Board of directors
as of 02/21/2022
SOURCE: Self-reported by organization
Board co-chair

Ms. Suzanne Grant Lewis

Arete Publica Associates

Term: 2022 - 2023


Board co-chair

Mr. Jeremy Griffiths

Putnam Bridge

Term: 2017 - 2023

Tiimothy Anderson

World Computer Exchange

Peter Hellmonds

Arete Publica Associates

Jeremy Griffiths

Putnam Bridge

Lisa Dale

Seabreeze Management Company, Inc.

Ayesha Hassan

International Relations Consultant

Manoj Kumar

Nutrition International

Organizational demographics

SOURCE: Self-reported; last updated 2/21/2022

Who works and leads organizations that serve our diverse communities? GuideStar partnered on this section with CHANGE Philanthropy and Equity in the Center.

Leadership

The organization's leader identifies as:

Race & ethnicity
White/Caucasian/European
Gender identity
Male, Not transgender (cisgender)
Sexual orientation
Heterosexual or Straight
Disability status
Person without a disability

The organization's co-leader identifies as:

Race & ethnicity
White/Caucasian/European
Gender identity
Female, Not transgender (cisgender)
Sexual orientation
Heterosexual or Straight
Disability status
Person without a disability

Race & ethnicity

Gender identity

 

Sexual orientation

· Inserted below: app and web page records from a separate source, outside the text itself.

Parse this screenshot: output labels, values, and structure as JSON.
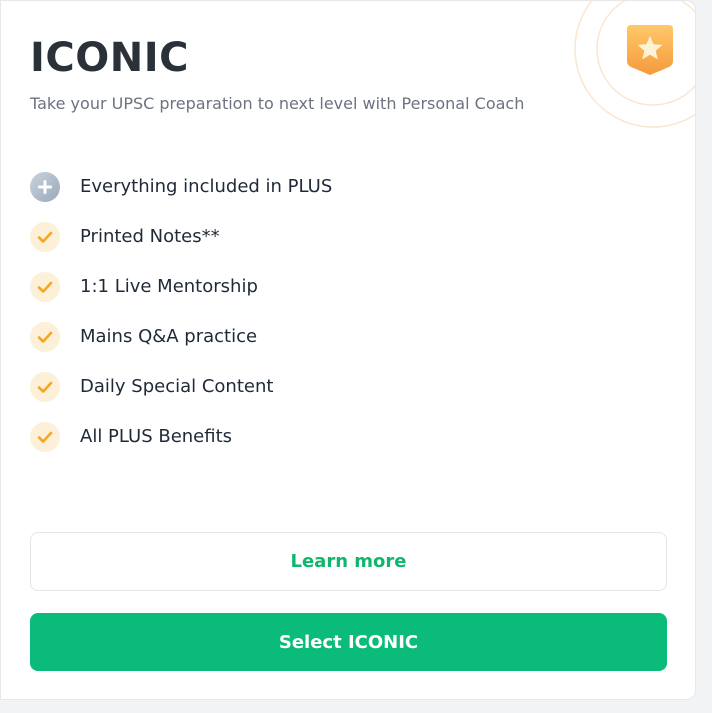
{
  "plan": {
    "title": "ICONIC",
    "subtitle": "Take your UPSC preparation to next level with Personal Coach",
    "badge_icon": "star-badge-icon"
  },
  "features": [
    {
      "label": "Everything included in PLUS",
      "icon": "plus-icon"
    },
    {
      "label": "Printed Notes**",
      "icon": "check-icon"
    },
    {
      "label": "1:1 Live Mentorship",
      "icon": "check-icon"
    },
    {
      "label": "Mains Q&A practice",
      "icon": "check-icon"
    },
    {
      "label": "Daily Special Content",
      "icon": "check-icon"
    },
    {
      "label": "All PLUS Benefits",
      "icon": "check-icon"
    }
  ],
  "actions": {
    "learn_more_label": "Learn more",
    "select_label": "Select ICONIC"
  },
  "colors": {
    "primary_green": "#0abb7a",
    "check_orange": "#f5a623",
    "check_bg": "#fdf0d8",
    "badge_orange": "#f7a743"
  }
}
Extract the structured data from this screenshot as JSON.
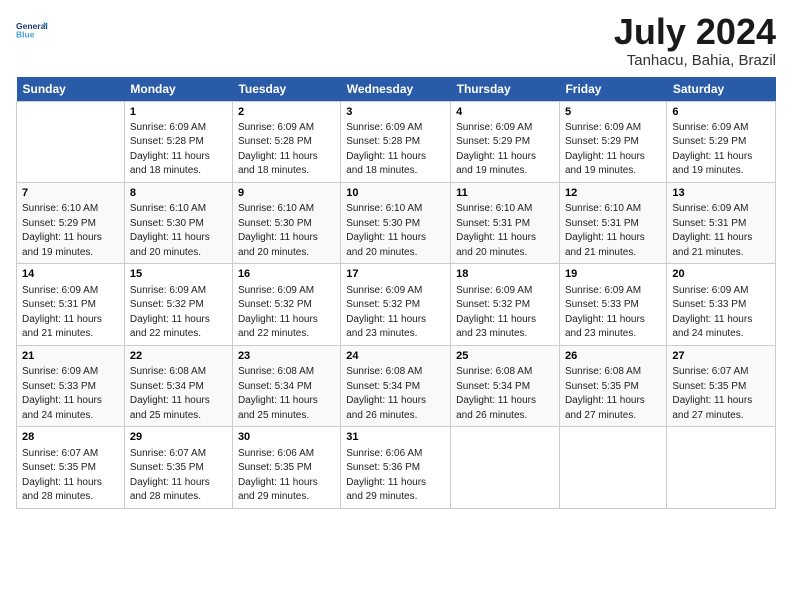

Disability

We do not display disability information for organizations with fewer than 15 staff.